* Work request
A complete answer lists every line of the material where the string "root" occurs.

* Supplied information
━━━━━━━━━━

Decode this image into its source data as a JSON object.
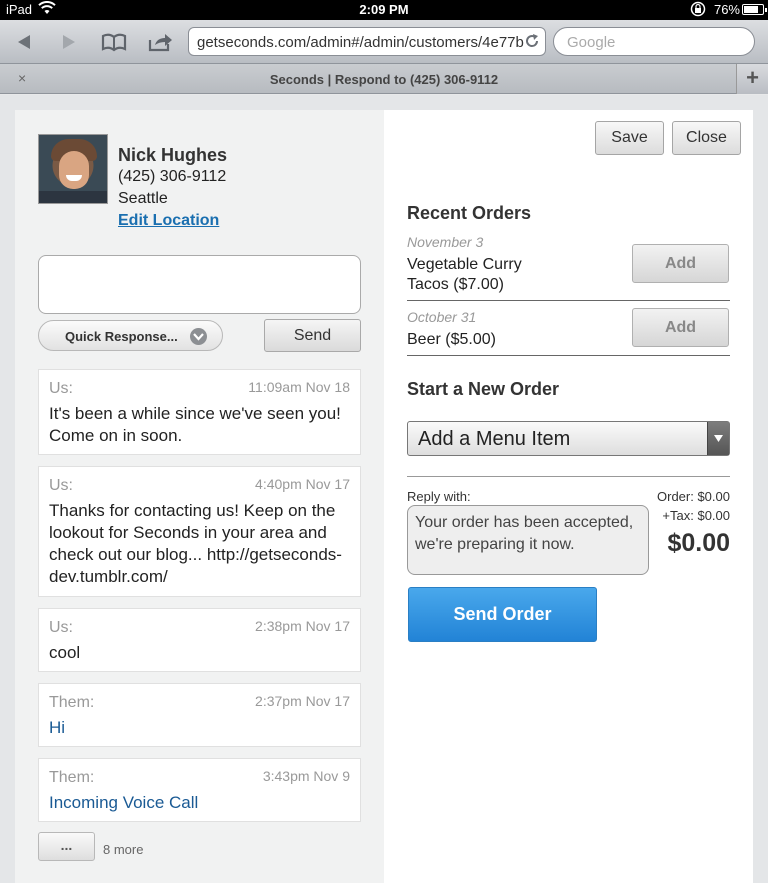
{
  "status_bar": {
    "device": "iPad",
    "time": "2:09 PM",
    "battery": "76%",
    "battery_level": 0.76
  },
  "browser": {
    "url": "getseconds.com/admin#/admin/customers/4e77b",
    "search_placeholder": "Google",
    "tab_title": "Seconds | Respond to (425) 306-9112",
    "tab_close": "×",
    "new_tab": "+",
    "icons": [
      "back-icon",
      "forward-icon",
      "bookmarks-icon",
      "share-icon",
      "reload-icon"
    ]
  },
  "customer": {
    "name": "Nick Hughes",
    "phone": "(425) 306-9112",
    "city": "Seattle",
    "edit_location": "Edit Location"
  },
  "compose": {
    "message_value": "",
    "quick_response": "Quick Response...",
    "send": "Send"
  },
  "messages": [
    {
      "sender": "Us:",
      "time": "11:09am Nov 18",
      "text": "It's been a while since we've seen you! Come on in soon."
    },
    {
      "sender": "Us:",
      "time": "4:40pm Nov 17",
      "text": "Thanks for contacting us! Keep on the lookout for Seconds in your area and check out our blog... http://getseconds-dev.tumblr.com/"
    },
    {
      "sender": "Us:",
      "time": "2:38pm Nov 17",
      "text": "cool"
    },
    {
      "sender": "Them:",
      "time": "2:37pm Nov 17",
      "text": "Hi"
    },
    {
      "sender": "Them:",
      "time": "3:43pm Nov 9",
      "text": "Incoming Voice Call"
    }
  ],
  "more": {
    "button": "...",
    "count": "8 more"
  },
  "actions": {
    "save": "Save",
    "close": "Close"
  },
  "recent_orders": {
    "title": "Recent Orders",
    "orders": [
      {
        "date": "November 3",
        "item": "Vegetable Curry Tacos ($7.00)",
        "add": "Add"
      },
      {
        "date": "October 31",
        "item": "Beer ($5.00)",
        "add": "Add"
      }
    ]
  },
  "new_order": {
    "title": "Start a New Order",
    "menu_select": "Add a Menu Item",
    "reply_label": "Reply with:",
    "reply_text": "Your order has been accepted, we're preparing it now.",
    "order_total": "Order: $0.00",
    "tax": "+Tax: $0.00",
    "grand_total": "$0.00",
    "send_order": "Send Order"
  },
  "colors": {
    "link": "#1a6fb0",
    "them_text": "#1a5a94",
    "send_order": "#2283d6"
  }
}
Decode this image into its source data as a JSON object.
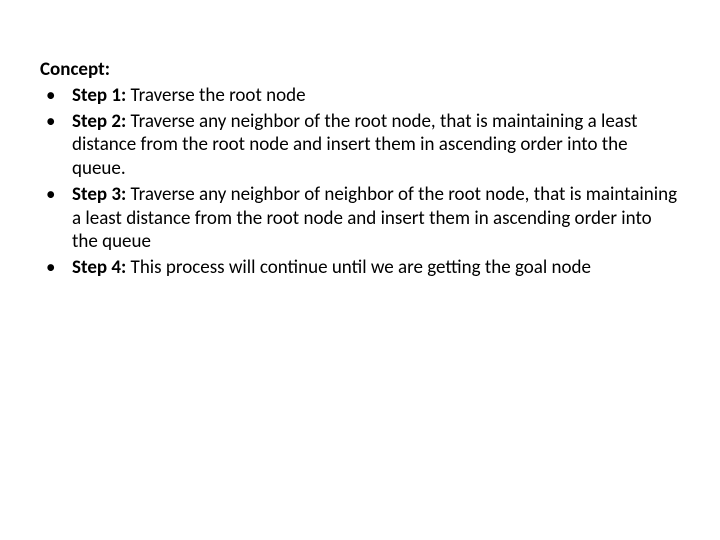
{
  "heading": "Concept:",
  "steps": [
    {
      "label": "Step 1:",
      "text": " Traverse the root node"
    },
    {
      "label": "Step 2:",
      "text": " Traverse any neighbor of the root node, that is maintaining a least distance from the root node and insert them in ascending order into the queue."
    },
    {
      "label": "Step 3:",
      "text": " Traverse any neighbor of neighbor of the root node, that is maintaining a least distance from the root node and insert them in ascending order into the queue"
    },
    {
      "label": "Step 4:",
      "text": " This process will continue until we are getting the goal node"
    }
  ]
}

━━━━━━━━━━

* Written response
      "text": " Traverse the root node"
      "text": " Traverse any neighbor of the root node, that is maintaining a least distance from the root node and insert them in ascending order into the queue."
      "text": " Traverse any neighbor of neighbor of the root node, that is maintaining a least distance from the root node and insert them in ascending order into the queue"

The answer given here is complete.